THE DATA.
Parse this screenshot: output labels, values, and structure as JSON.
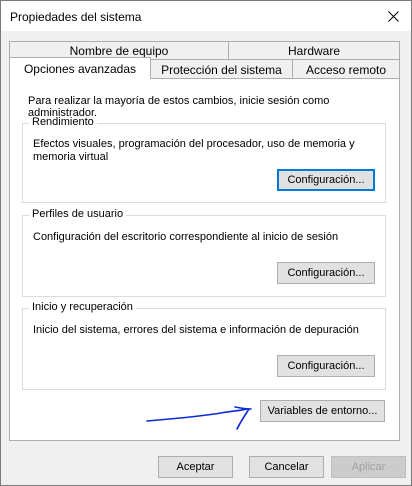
{
  "window": {
    "title": "Propiedades del sistema"
  },
  "tabs": {
    "row1": [
      {
        "label": "Nombre de equipo"
      },
      {
        "label": "Hardware"
      }
    ],
    "row2": [
      {
        "label": "Opciones avanzadas",
        "active": true
      },
      {
        "label": "Protección del sistema"
      },
      {
        "label": "Acceso remoto"
      }
    ]
  },
  "panel": {
    "intro": "Para realizar la mayoría de estos cambios, inicie sesión como administrador.",
    "groups": [
      {
        "label": "Rendimiento",
        "description_line1": "Efectos visuales, programación del procesador, uso de memoria y",
        "description_line2": "memoria virtual",
        "button": "Configuración..."
      },
      {
        "label": "Perfiles de usuario",
        "description_line1": "Configuración del escritorio correspondiente al inicio de sesión",
        "button": "Configuración..."
      },
      {
        "label": "Inicio y recuperación",
        "description_line1": "Inicio del sistema, errores del sistema e información de depuración",
        "button": "Configuración..."
      }
    ],
    "env_button": "Variables de entorno..."
  },
  "footer": {
    "ok": "Aceptar",
    "cancel": "Cancelar",
    "apply": "Aplicar"
  },
  "colors": {
    "focus_border": "#0078d7",
    "annotation_ink": "#0a2ad6"
  }
}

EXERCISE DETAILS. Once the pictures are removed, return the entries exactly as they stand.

WRITTEN RESPONSE.
Parse this screenshot: output labels, values, and structure as JSON.
{
  "window": {
    "title": "Propiedades del sistema"
  },
  "tabs": {
    "row1": [
      {
        "label": "Nombre de equipo"
      },
      {
        "label": "Hardware"
      }
    ],
    "row2": [
      {
        "label": "Opciones avanzadas",
        "active": true
      },
      {
        "label": "Protección del sistema"
      },
      {
        "label": "Acceso remoto"
      }
    ]
  },
  "panel": {
    "intro": "Para realizar la mayoría de estos cambios, inicie sesión como administrador.",
    "groups": [
      {
        "label": "Rendimiento",
        "description_line1": "Efectos visuales, programación del procesador, uso de memoria y",
        "description_line2": "memoria virtual",
        "button": "Configuración..."
      },
      {
        "label": "Perfiles de usuario",
        "description_line1": "Configuración del escritorio correspondiente al inicio de sesión",
        "button": "Configuración..."
      },
      {
        "label": "Inicio y recuperación",
        "description_line1": "Inicio del sistema, errores del sistema e información de depuración",
        "button": "Configuración..."
      }
    ],
    "env_button": "Variables de entorno..."
  },
  "footer": {
    "ok": "Aceptar",
    "cancel": "Cancelar",
    "apply": "Aplicar"
  },
  "colors": {
    "focus_border": "#0078d7",
    "annotation_ink": "#0a2ad6"
  }
}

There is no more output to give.